Laozi wrote, “Man models the Way of earth; Earth models the Way of heaven; Heaven models the Way of Dao; Tao models the Way of nature.” The drafting or the amending of constitutions is the human efforts to model the Dao. Even though human beings may never get a thorough understanding of the Dao, we still aspire it. Fortunately, we have accumulated for thousands of years, and with the hundreds of years of institutional experience of the development of constitutionalism, we could base our judgement of the amending of the constitution according to the Date. The key points are as follows:
The amendment proposals should not involve the one that propose them;
If the amendment proposals do involve the one that propose them, then the principal of conflict of interest applies;
The jurists and other scholars should be fully consulted;
A wide public discussion should be held;
There should be sufficient time for discussion when the Congress discuss the amendment proposals;
A secret ballot is a must;
The articles of the amendment should be voted on separately instead of collectively.
The content of the amendment proposals do not matter as much as if it follows the due process for amending the constitution. The 7 key points above would sever measure whether the process is followed, and whether the constitution will converge with the Dao or the natural law; The less they are followed, the more the constitution deviates from the Dao or the natural law.
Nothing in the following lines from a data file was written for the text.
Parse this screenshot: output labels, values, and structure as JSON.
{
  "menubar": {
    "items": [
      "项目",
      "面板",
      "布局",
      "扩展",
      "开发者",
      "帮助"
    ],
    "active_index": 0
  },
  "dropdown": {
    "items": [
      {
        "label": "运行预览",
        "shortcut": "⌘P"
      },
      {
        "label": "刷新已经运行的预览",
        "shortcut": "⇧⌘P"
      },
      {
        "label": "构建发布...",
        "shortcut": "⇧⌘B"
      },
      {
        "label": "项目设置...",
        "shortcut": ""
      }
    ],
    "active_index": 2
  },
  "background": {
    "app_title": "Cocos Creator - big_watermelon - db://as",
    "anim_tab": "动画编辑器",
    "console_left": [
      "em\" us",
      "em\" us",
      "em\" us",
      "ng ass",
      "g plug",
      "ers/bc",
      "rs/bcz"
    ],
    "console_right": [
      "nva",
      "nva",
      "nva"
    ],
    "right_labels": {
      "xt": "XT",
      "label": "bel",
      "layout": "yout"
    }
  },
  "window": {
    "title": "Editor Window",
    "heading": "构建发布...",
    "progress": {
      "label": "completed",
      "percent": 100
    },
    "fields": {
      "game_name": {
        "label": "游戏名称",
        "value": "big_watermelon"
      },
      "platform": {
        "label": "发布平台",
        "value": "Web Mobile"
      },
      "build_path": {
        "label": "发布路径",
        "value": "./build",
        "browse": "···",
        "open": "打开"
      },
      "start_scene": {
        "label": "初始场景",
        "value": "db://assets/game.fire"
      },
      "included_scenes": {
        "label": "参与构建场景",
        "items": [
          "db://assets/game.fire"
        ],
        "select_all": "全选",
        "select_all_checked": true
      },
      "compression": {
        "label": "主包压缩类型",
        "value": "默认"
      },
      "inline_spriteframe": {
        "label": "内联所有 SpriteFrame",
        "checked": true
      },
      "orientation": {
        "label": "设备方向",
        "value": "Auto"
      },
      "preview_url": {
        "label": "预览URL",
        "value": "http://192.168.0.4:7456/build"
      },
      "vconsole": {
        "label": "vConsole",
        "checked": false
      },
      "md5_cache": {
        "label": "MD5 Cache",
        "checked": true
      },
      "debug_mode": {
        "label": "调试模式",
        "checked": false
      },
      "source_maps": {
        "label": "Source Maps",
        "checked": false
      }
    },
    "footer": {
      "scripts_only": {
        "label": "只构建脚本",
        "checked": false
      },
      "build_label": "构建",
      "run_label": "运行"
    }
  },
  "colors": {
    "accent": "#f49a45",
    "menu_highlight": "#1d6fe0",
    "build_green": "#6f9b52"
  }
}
If we hear that the amendments were passed “unanimously”, then the constitution must have deviated away from the Dao. Apparently, following the Dao will make the Chinese Constitution closer to the natural order, which will guarantee the happiness of the people and benefit them in the long term. However, what if the constitution deviates from the Dao? Other than undermining the authority of the constitution, people tend not to look at the Constitution as a text that reflects the Dao. In fact, Dao is the most majestic thing in people’s heart. When the constitution reflects the Dao, people call the Constitution the Dao; otherwise, when people talk about the Constitution, they talk about the Dao in their heart, instead of a text that has nothing to do with the Dao.
(First published in FT Chinese and China-review.com on March 9, 2018)